Every day we are bombarded with programs, advertising, images and messaging targeted at achieving a state of perfection in one form or another. Whether it is the myriad of design magazines that offer advice on achieving the perfect wall colour or placement of furniture in our living rooms to media images of emaciated models with "perfect" bodies or the pressure to achieve top grades to facilitate entry into an A-list school, the pressure to succeed and exceed is everywhere.
How does perfectionism affect our health? What are the perils of perfectionism gone too far and what is the effect of perfectionism on those around us? On Wednesday, Oct. 29, York Professor Gordon Flett (right) will talk about the connection between perfectionism and health in a lecture hosted by Stong College. Titled "The Perils of Perfectionism", Flett’s lecture will take place from 12:30 to 1:30pm in the Samuel Beckett Theatre, Room 112, Stong College. The lecture is free and open to the community.
Flett, a professor of psychology in York’s Faculty of Health and the Canada Research Chair in Personality & Health, is researching perfectionism from a variety of viewpoints including: the relationship between perfectionism and psychological disorders, including eating disorders and postpartum depression; the role of perfectionism in the treatment of and recovery from physical illness; how perfectionists contribute to the stress and distress of their adolescent children; and, the transmission of this personality trait from parent to child.
As part of his talk on Wednesday, Flett will distinguish perfectionists in terms of self-oriented perfectionism (personal perfectionism), perfectionism directed at others (other-oriented perfectionism) and those who are the target of perfectionist expectations (socially-prescribed perfectionism). He will also examine the role of perfectionism in health problems and mental health problems within the context of the various developmental factors that operate and contribute to the excessive need to be perfect that characterizes some people.

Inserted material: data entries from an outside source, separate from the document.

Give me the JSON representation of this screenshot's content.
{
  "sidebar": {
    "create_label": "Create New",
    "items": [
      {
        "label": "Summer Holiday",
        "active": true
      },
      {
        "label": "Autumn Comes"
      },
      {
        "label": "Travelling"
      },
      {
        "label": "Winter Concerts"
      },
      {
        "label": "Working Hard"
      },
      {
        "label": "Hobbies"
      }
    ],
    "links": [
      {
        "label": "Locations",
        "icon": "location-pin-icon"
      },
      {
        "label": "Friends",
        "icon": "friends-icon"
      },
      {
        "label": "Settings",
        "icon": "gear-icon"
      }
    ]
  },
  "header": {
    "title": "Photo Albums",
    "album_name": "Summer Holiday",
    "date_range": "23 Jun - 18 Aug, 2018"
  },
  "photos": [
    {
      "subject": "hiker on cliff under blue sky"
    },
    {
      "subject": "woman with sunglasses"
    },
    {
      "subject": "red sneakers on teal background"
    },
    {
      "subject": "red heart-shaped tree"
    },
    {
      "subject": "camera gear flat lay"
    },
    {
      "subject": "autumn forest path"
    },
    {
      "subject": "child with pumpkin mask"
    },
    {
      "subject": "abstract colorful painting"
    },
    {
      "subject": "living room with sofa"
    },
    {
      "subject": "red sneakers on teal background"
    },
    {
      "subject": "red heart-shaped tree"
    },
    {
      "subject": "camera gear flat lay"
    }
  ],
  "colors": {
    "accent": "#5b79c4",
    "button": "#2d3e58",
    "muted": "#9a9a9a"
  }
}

Flett co-developed with University of British Columbia Professor Paul Hewitt, the Multi-dimensional Perfectionism Scale, a model reconstruction of both the personal and interpersonal components of perfectionism. Subsequent research efforts based on this model have firmly established that perfectionism has personal and interpersonal components and is associated with various forms of maladjustment, including depression, anxiety and suicidal tendencies. Flett and Hewitt have also collaborated on the development of several other measures, including the Child-Adolescent Perfectionism Scale, the Perfectionism Cognitions Inventory, and the Perfectionistic Self-Presentation Scale. Flett is also the co-creator of the newly developed Endler Multi-dimensional Anxiety Scales (EMAS) – Social Anxiety Scales.
Flett is the associate dean of research and graduate education in the Faculty of Health. He has written more than 160 journal articles and book chapters. He is also the sole author of the book Personality Theory and Research: An International Perspective, published by John Wiley & Sons Canada.
*Top Ten Signs Your a Perfectionist
Are you a perfectionist? Flett has devised a list of telltale signs:
1. You can’t stop thinking about a mistake you made.
2. You are intensely competitive and can’t stand doing worse than others.
3. You either want to do something "just right" or not at all.
4. You demand perfection from other people.
5. You won’t ask for help if asking can be perceived as a flaw or weakness.
6. You will persist at a task long after other people have quit.
7. You are a fault-finder who must correct other people when they are wrong.
8. You are highly aware of other people’s demands and expectations.
9. You are very self-conscious about making mistakes in front of other people.
10. *You noticed the error in the title of this list.
For more on Flett and his research, read the 2004 YorkU Magazine article "Too Perfect".